The Superior Court is a statewide court of general jurisdiction and provides jury trials in civil and criminal cases. There are 11 Superior Court sites in New Hampshire, one for each county and two in Hillsborough County.

The Superior Court was established by the legislature in April 1901 when two courts were organized to take the place of the Supreme Court as it then existed.

With that change, the Supreme Court, comprised of a chief justice and four associate justices, was given jurisdiction over what until then had been called "law terms" during which questions of law brought on appeal were heard. The Superior Court was given jurisdiction over trials. The advantage to this system was that a trial court’s ruling would be heard by a separate court of appeals of which the trial court judge was not a member.

There are now 20 fulltime judges serving on the Superior Court throughout the state.
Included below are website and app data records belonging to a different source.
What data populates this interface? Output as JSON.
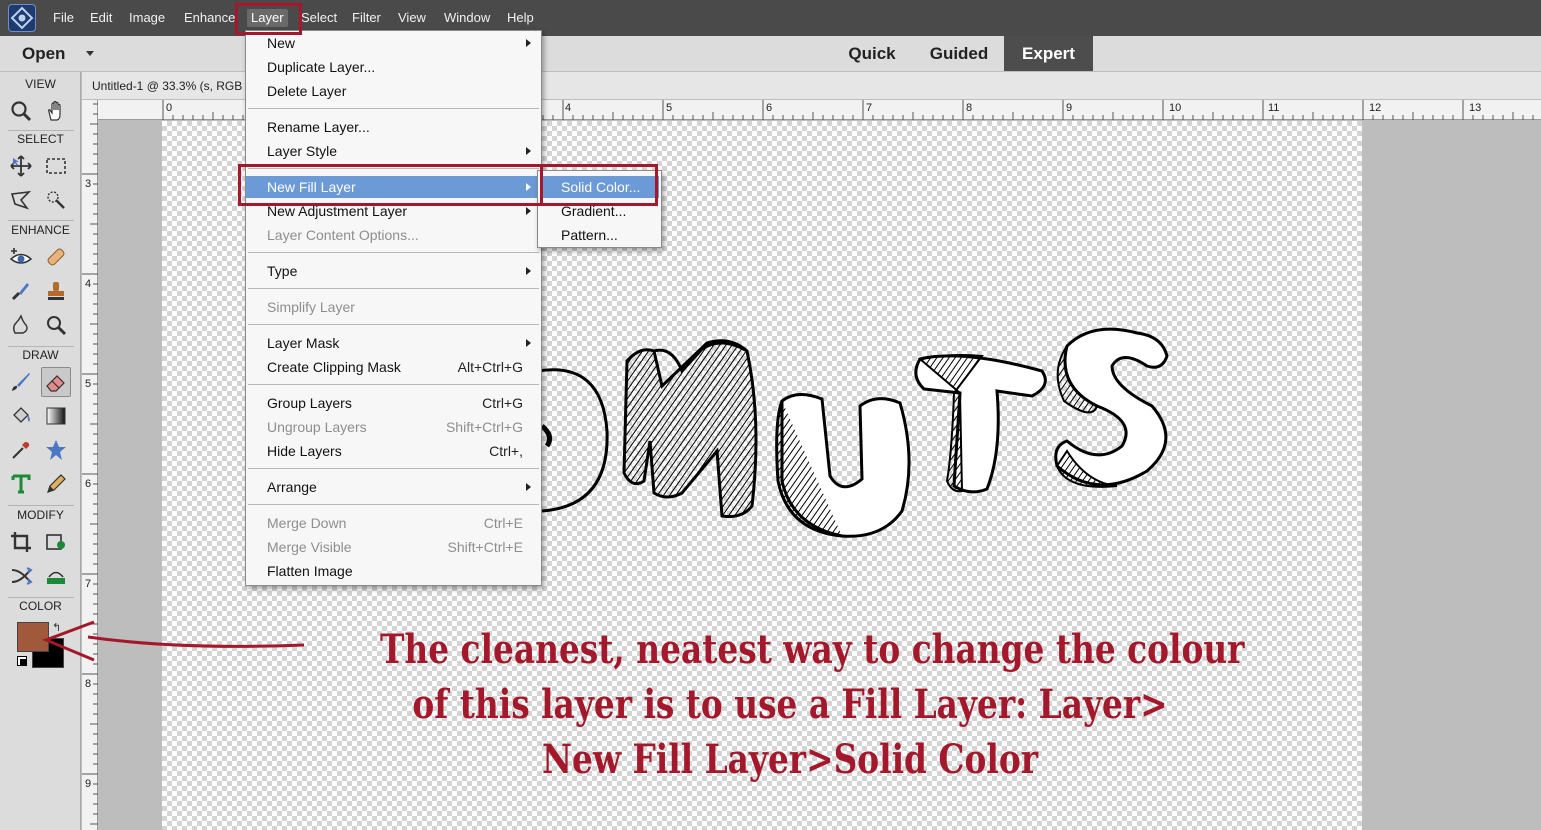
{
  "menubar": {
    "items": [
      "File",
      "Edit",
      "Image",
      "Enhance",
      "Layer",
      "Select",
      "Filter",
      "View",
      "Window",
      "Help"
    ],
    "active": "Layer"
  },
  "modebar": {
    "open_label": "Open",
    "tabs": [
      "Quick",
      "Guided",
      "Expert"
    ],
    "active_tab": "Expert"
  },
  "toolbox": {
    "sections": [
      "VIEW",
      "SELECT",
      "ENHANCE",
      "DRAW",
      "MODIFY",
      "COLOR"
    ],
    "tools": [
      "zoom-tool",
      "hand-tool",
      "move-tool",
      "marquee-tool",
      "lasso-tool",
      "quick-selection-tool",
      "red-eye-tool",
      "spot-healing-tool",
      "smart-brush-tool",
      "clone-stamp-tool",
      "sponge-tool",
      "zoom-enhance-tool",
      "brush-tool",
      "eraser-tool",
      "paint-bucket-tool",
      "gradient-tool",
      "eyedropper-tool",
      "custom-shape-tool",
      "type-tool",
      "pencil-tool",
      "crop-tool",
      "recompose-tool",
      "content-aware-move-tool",
      "straighten-tool"
    ],
    "active_tool": "eraser-tool",
    "foreground_color": "#a05a3b",
    "background_color": "#000000"
  },
  "document": {
    "tab_label": "Untitled-1 @ 33.3% (s, RGB",
    "h_ruler_labels": [
      "0",
      "4",
      "5",
      "6",
      "7",
      "8",
      "9",
      "10",
      "11",
      "12",
      "13"
    ],
    "v_ruler_labels": [
      "3",
      "4",
      "5",
      "6",
      "7",
      "8",
      "9"
    ]
  },
  "layer_menu": {
    "groups": [
      [
        {
          "label": "New",
          "submenu": true
        },
        {
          "label": "Duplicate Layer..."
        },
        {
          "label": "Delete Layer"
        }
      ],
      [
        {
          "label": "Rename Layer..."
        },
        {
          "label": "Layer Style",
          "submenu": true
        }
      ],
      [
        {
          "label": "New Fill Layer",
          "submenu": true,
          "highlighted": true
        },
        {
          "label": "New Adjustment Layer",
          "submenu": true
        },
        {
          "label": "Layer Content Options...",
          "disabled": true
        }
      ],
      [
        {
          "label": "Type",
          "submenu": true
        }
      ],
      [
        {
          "label": "Simplify Layer",
          "disabled": true
        }
      ],
      [
        {
          "label": "Layer Mask",
          "submenu": true
        },
        {
          "label": "Create Clipping Mask",
          "shortcut": "Alt+Ctrl+G"
        }
      ],
      [
        {
          "label": "Group Layers",
          "shortcut": "Ctrl+G"
        },
        {
          "label": "Ungroup Layers",
          "shortcut": "Shift+Ctrl+G",
          "disabled": true
        },
        {
          "label": "Hide Layers",
          "shortcut": "Ctrl+,"
        }
      ],
      [
        {
          "label": "Arrange",
          "submenu": true
        }
      ],
      [
        {
          "label": "Merge Down",
          "shortcut": "Ctrl+E",
          "disabled": true
        },
        {
          "label": "Merge Visible",
          "shortcut": "Shift+Ctrl+E",
          "disabled": true
        },
        {
          "label": "Flatten Image"
        }
      ]
    ]
  },
  "fill_submenu": {
    "items": [
      "Solid Color...",
      "Gradient...",
      "Pattern..."
    ],
    "highlighted": "Solid Color..."
  },
  "caption": {
    "lines": [
      "The cleanest, neatest way to change the colour",
      "of this layer is to use a Fill Layer: Layer>",
      "New Fill Layer>Solid Color"
    ],
    "color": "#a3182a"
  },
  "colors": {
    "annotation_red": "#a3182a",
    "menu_highlight": "#6b9ad6"
  }
}
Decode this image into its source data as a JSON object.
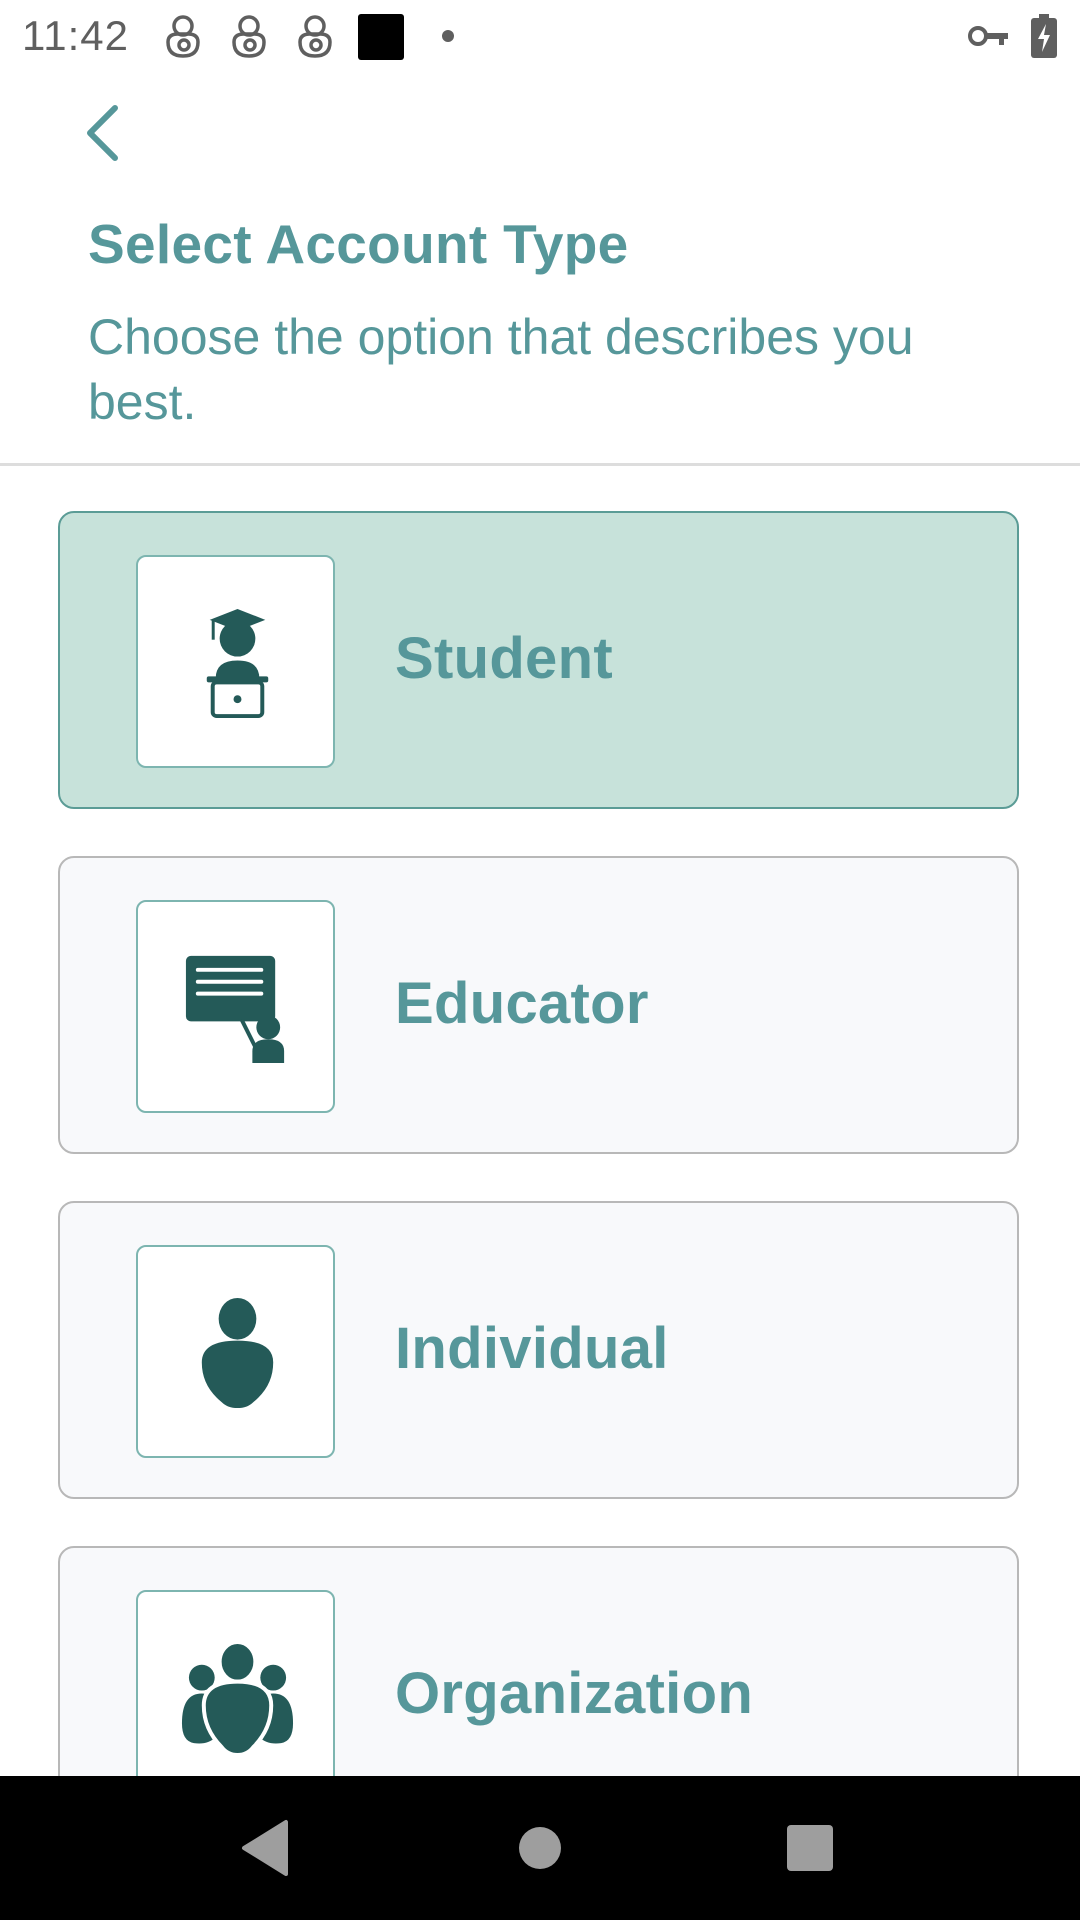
{
  "status_bar": {
    "time": "11:42",
    "icons": [
      "notification-app-icon",
      "notification-app-icon",
      "notification-app-icon",
      "black-square-icon",
      "dot-icon",
      "vpn-key-icon",
      "battery-charging-icon"
    ]
  },
  "header": {
    "back_icon": "chevron-left-icon",
    "title": "Select Account Type",
    "subtitle": "Choose the option that describes you best."
  },
  "options": [
    {
      "label": "Student",
      "icon": "student-graduate-laptop-icon",
      "selected": true
    },
    {
      "label": "Educator",
      "icon": "teacher-board-icon",
      "selected": false
    },
    {
      "label": "Individual",
      "icon": "person-icon",
      "selected": false
    },
    {
      "label": "Organization",
      "icon": "group-icon",
      "selected": false
    }
  ],
  "nav_bar": {
    "buttons": [
      "back-triangle-icon",
      "home-circle-icon",
      "recents-square-icon"
    ]
  },
  "colors": {
    "accent_text": "#56979a",
    "icon_dark": "#245a58",
    "selected_card_bg": "#c7e2da",
    "selected_card_border": "#5b9c96",
    "card_bg": "#f8f9fb",
    "card_border": "#b8b8b8"
  }
}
Under the State constitution, the Governor, with approval of a majority of the Executive Council appoints judges who hold office until they attain the age of 70.

The Superior Court hears the following types of cases: 

  • Negligence, contracts, real property rights and other civil matters with a minimum claim of $1,500 in damages in which either party requests a trial by jury. The Superior Court has exclusive jurisdiction over cases in which the damage claims exceed $25,000.
  • Felonies (major crimes such as drugs, burglary, theft and aggravated felonious sexual assault).
  • Misdemeanor appeals from the Circuit Court District Division.

The Superior Court also has exclusive jurisdiction over petitions for injunctive relief, in which parties seek a court order to block action, appeals from zoning and planning board decisions, disputes over title to real estate and petitions to enforce contracts.